> _SOURCE RECORDS_

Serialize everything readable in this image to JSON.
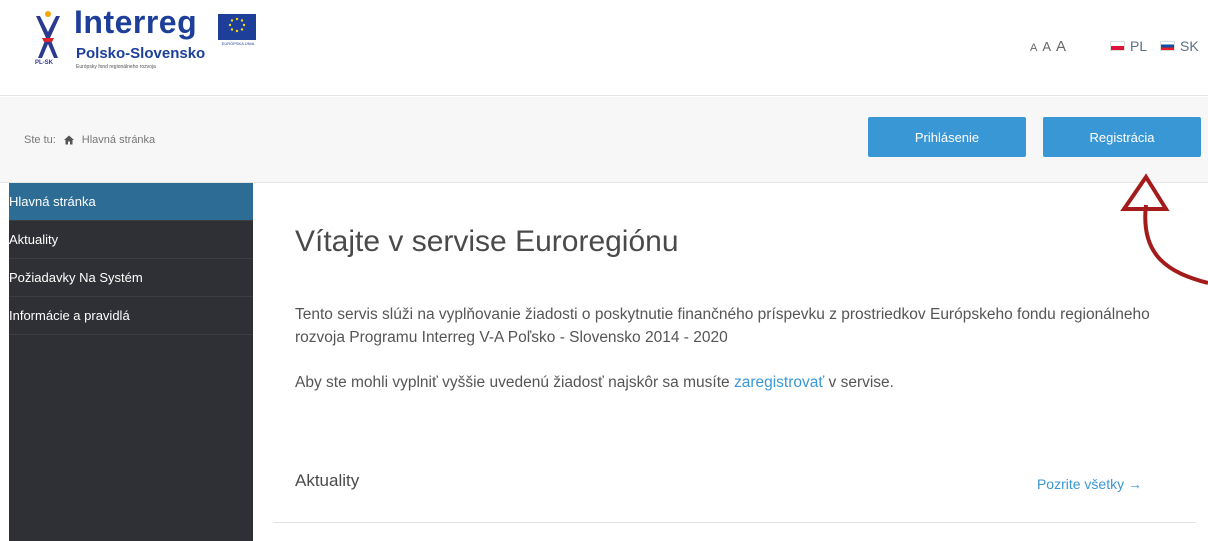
{
  "header": {
    "logo": {
      "name": "Interreg",
      "subtitle": "Polsko-Slovensko",
      "badge": "PL-SK",
      "tagline": "Európsky fond regionálneho rozvoja",
      "eu_label": "EURÓPSKA ÚNIA"
    },
    "font_sizes": [
      "A",
      "A",
      "A"
    ],
    "languages": [
      {
        "code": "PL",
        "flag": "flag-pl-icon"
      },
      {
        "code": "SK",
        "flag": "flag-sk-icon"
      }
    ]
  },
  "breadcrumb": {
    "prefix": "Ste tu:",
    "home_icon": "home-icon",
    "current": "Hlavná stránka"
  },
  "auth": {
    "login_label": "Prihlásenie",
    "register_label": "Registrácia"
  },
  "sidebar": {
    "items": [
      {
        "label": "Hlavná stránka",
        "active": true
      },
      {
        "label": "Aktuality",
        "active": false
      },
      {
        "label": "Požiadavky Na Systém",
        "active": false
      },
      {
        "label": "Informácie a pravidlá",
        "active": false
      }
    ]
  },
  "main": {
    "title": "Vítajte v servise Euroregiónu",
    "intro": "Tento servis slúži na vyplňovanie žiadosti o poskytnutie finančného príspevku z prostriedkov Európskeho fondu regionálneho rozvoja Programu Interreg V-A Poľsko - Slovensko 2014 - 2020",
    "register_prefix": "Aby ste mohli vyplniť vyššie uvedenú žiadosť najskôr sa musíte",
    "register_link": "zaregistrovať",
    "register_suffix": "v servise.",
    "news_title": "Aktuality",
    "see_all": "Pozrite všetky →"
  },
  "colors": {
    "accent": "#3a97d6",
    "sidebar_bg": "#2f3035",
    "sidebar_active": "#2c6c95",
    "annotation": "#a31b1b"
  }
}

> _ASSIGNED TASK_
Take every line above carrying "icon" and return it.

> _ANSWER SECTION_
        "flag": "flag-pl-icon"
        "flag": "flag-sk-icon"
    "home_icon": "home-icon",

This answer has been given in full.